Moots Mounts

In the early 1980s, as the mountain bike industry was going through its infancy, the accepted standards were not yet in place.  The 26x1.5" rim was widely used, but it wasn't quite universal.  Some companies produced bikes with 24" rear wheels and 26" front wheels (Cannondale and Raleigh come to mind).  There were a smattering of 650b-wheeled bikes, as well.

Some people had the desire to run more than one size wheel on the same bike, according to the conditions.  They might want to run knobby mountain bike tires, one day, cyclocross tires, the next and road tires the day after.  Getting all of these tires, and two different wheel sizes, to fit in the same frame was no problem.  You can stick a 700c road wheel with 35c tires on it into almost any mass-produced mountain bike frame and fork from the 80s.

The problem is that the cantilever brakes won't work with both diameters of wheels.

Kent Eriksen solved that problem on the early Moots bikes, built in Steamboat Springs.  He produced a product called Moots Mounts, which were cantilever mounts that attached to the seat stays or the fork legs, by means of a band clamp.  You could loosen the clamp, move the mount to the correct position for whichever wheel you were running that day, then tighten it back down.

The Moots Mounts were available as an aftermarket item, so that you could convert road frames to cyclocross use, or avoid the mud buildup problems of below-the-chainstay U-Brakes, if your bike was so equipped.

I wish that Moots Mounts were still available.  They go for obscene prices whenever they show up on eBay, so finding vintage units is not really an option.  It seems to me that someone would produce something like them.

Some people say it wouldn't be worth the cost of tooling up for such a limited market.  Yet, PAUL Components makes the Thumbies mount to convert bar-end shifters into thumb-shifters.  That isn't a huge market, but it is apparently big enough to make it worthwhile not only for PAUL to tool up, but IRD has tooled up and produced their own version.  Both of these sell for well over $50.00 a pair, and two different companies are finding enough buyers to make it a viable product.

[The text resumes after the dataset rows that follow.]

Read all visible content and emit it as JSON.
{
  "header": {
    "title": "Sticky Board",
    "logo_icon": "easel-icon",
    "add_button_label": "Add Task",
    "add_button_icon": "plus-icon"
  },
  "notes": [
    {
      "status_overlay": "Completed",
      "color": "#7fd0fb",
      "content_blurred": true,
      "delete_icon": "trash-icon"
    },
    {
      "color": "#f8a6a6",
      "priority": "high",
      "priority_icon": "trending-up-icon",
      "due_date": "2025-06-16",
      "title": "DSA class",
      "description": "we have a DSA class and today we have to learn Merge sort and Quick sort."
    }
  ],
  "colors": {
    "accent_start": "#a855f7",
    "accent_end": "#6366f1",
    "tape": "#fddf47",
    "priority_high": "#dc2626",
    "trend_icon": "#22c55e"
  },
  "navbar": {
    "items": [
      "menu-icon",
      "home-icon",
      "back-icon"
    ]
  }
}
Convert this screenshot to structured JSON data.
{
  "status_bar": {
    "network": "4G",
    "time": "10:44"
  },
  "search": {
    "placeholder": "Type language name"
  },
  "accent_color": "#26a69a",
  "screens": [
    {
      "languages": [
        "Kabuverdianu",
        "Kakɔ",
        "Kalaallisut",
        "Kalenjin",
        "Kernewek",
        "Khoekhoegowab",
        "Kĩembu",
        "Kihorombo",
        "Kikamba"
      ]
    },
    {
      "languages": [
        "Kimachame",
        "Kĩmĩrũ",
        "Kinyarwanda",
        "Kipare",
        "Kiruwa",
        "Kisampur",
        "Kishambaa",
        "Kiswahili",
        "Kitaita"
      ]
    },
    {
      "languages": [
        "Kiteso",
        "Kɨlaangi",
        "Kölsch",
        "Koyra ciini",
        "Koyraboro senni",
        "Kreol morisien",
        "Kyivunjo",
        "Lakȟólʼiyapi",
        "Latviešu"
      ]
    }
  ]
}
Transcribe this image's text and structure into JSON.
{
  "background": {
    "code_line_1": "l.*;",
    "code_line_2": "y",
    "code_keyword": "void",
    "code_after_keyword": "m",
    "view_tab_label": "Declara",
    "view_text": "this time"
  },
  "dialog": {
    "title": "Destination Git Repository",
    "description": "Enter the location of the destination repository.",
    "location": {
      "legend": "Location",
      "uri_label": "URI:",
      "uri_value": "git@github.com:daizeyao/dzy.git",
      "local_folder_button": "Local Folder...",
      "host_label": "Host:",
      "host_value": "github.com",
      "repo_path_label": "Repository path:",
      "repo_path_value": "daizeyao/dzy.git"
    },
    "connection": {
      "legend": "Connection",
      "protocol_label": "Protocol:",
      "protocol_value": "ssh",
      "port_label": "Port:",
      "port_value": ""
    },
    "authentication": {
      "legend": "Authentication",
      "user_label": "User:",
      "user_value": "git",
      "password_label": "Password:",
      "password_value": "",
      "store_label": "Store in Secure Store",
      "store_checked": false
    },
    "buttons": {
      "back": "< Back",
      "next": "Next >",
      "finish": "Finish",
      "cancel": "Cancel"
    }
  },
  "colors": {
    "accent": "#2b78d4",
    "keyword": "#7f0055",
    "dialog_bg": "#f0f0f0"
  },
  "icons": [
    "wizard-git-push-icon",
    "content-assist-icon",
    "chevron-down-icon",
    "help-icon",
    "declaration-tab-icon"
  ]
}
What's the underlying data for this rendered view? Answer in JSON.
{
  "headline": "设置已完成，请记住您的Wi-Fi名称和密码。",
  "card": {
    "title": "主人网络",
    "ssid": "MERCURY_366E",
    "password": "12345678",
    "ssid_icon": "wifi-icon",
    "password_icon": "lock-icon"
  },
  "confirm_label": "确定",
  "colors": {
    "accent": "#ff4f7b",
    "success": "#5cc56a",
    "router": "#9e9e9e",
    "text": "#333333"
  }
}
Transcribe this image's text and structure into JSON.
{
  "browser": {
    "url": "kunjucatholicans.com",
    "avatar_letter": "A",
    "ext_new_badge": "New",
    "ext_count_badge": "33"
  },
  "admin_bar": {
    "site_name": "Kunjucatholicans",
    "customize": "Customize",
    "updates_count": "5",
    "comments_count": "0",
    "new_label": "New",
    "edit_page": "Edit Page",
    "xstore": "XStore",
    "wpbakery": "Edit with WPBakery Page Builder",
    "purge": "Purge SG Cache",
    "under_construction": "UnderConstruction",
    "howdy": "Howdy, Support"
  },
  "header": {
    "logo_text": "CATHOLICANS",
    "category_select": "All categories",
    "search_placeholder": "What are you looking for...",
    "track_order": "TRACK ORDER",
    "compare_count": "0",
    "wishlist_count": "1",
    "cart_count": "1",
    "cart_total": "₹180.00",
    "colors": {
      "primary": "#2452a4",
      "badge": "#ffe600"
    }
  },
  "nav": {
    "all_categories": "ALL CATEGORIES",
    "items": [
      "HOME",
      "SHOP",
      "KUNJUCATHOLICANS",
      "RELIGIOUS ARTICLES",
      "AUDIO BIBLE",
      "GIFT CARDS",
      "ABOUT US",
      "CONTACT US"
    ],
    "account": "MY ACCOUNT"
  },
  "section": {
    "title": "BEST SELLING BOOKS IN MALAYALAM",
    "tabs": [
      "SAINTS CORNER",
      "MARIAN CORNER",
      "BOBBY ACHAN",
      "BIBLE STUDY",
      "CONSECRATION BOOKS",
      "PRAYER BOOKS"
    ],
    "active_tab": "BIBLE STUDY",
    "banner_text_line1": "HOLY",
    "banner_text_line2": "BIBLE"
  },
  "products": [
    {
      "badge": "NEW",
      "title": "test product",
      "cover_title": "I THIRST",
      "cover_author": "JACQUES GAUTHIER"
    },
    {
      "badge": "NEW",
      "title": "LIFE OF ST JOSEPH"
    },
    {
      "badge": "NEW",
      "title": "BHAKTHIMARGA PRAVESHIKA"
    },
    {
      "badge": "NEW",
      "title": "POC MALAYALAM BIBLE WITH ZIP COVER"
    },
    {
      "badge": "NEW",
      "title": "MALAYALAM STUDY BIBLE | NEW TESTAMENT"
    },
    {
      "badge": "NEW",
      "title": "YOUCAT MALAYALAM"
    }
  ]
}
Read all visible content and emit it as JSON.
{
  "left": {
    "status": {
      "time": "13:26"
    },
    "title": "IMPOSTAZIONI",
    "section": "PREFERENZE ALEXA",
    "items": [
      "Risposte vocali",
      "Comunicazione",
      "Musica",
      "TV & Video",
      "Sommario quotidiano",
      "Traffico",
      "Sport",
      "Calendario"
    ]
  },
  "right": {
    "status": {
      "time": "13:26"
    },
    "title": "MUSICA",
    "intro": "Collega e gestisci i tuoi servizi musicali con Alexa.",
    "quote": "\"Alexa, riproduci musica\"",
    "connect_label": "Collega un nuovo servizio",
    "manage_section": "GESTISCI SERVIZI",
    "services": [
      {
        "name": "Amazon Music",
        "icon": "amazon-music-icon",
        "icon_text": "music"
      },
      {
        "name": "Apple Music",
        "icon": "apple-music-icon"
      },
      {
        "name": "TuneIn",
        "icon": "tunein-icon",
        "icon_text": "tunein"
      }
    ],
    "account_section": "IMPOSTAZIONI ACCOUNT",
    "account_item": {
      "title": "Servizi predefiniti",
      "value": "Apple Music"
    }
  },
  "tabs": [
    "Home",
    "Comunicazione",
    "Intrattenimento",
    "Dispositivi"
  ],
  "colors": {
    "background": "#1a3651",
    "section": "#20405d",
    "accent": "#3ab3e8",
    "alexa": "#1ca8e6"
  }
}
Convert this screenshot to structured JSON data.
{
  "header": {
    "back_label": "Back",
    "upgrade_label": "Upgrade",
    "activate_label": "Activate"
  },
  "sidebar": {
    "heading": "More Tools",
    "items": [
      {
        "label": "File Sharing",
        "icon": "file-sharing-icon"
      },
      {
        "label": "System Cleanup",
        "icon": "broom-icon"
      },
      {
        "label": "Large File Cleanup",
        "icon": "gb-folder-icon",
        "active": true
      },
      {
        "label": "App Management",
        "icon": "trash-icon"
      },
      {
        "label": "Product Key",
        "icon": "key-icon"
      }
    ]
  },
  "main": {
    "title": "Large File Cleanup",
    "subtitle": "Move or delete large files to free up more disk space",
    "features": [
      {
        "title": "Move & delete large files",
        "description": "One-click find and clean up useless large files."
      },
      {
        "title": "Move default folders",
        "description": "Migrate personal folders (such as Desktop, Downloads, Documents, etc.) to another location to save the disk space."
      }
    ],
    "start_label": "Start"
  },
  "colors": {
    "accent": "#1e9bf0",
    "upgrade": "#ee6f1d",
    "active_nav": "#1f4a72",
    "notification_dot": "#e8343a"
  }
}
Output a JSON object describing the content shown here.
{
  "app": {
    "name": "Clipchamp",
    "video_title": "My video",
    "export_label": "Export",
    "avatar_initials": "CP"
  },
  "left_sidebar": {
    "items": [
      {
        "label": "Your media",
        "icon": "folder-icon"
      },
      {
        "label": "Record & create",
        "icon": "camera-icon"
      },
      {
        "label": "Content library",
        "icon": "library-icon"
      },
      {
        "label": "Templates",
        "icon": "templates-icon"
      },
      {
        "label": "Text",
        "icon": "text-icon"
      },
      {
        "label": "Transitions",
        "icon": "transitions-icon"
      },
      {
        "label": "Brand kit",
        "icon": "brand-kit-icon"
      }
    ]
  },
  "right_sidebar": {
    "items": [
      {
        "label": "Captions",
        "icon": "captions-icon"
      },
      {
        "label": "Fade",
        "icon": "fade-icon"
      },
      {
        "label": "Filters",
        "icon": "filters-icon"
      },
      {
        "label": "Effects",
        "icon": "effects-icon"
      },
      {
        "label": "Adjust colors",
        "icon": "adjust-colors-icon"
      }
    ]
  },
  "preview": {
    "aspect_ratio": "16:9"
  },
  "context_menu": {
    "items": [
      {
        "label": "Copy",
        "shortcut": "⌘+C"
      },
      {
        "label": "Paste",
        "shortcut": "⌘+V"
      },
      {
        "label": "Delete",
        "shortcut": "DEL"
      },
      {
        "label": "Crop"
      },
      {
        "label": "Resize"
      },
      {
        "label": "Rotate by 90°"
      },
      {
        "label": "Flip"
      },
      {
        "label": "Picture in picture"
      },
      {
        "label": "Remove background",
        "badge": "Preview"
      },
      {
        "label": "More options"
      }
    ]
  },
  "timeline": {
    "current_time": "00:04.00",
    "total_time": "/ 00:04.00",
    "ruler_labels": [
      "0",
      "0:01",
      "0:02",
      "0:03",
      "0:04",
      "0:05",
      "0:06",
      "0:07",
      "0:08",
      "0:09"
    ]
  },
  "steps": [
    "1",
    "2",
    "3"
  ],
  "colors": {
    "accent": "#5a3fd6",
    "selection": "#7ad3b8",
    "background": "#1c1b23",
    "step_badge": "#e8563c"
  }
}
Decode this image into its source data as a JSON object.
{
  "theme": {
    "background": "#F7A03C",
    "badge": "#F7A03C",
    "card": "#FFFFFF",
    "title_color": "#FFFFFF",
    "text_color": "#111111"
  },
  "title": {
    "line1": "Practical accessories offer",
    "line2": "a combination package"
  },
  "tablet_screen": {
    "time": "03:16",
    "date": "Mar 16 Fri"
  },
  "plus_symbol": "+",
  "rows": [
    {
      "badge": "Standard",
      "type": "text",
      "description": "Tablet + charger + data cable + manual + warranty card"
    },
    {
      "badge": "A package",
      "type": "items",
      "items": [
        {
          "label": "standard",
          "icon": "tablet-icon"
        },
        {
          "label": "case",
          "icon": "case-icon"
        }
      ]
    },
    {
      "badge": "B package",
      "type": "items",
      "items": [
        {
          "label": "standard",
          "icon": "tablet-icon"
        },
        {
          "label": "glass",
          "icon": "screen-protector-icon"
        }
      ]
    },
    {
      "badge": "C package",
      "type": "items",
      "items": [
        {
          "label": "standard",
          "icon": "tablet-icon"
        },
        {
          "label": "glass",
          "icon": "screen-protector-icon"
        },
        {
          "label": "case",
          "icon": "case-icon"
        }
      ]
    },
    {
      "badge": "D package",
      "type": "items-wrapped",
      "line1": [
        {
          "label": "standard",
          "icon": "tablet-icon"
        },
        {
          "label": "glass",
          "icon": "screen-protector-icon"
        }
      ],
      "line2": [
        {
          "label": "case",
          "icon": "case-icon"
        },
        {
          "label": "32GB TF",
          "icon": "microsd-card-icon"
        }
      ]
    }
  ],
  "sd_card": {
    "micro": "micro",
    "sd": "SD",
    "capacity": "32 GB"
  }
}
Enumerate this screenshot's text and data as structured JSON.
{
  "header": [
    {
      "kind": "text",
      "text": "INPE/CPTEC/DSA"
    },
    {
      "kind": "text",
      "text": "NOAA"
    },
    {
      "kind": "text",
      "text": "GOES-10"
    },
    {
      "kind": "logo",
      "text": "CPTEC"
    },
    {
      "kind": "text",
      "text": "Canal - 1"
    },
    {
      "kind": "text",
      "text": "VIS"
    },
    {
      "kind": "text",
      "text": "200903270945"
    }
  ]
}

I wish I had the connections in the industry to get this product built, again.



  1. You know, I wondered about this. I have my Rockfish with a framebuilder right now to add canti studs to the rear.

  2. Informative! I have heard great things about Moots bikes.
    Paz :)


As always, sorry about the word verification. It's a necessary evil, unfortunately.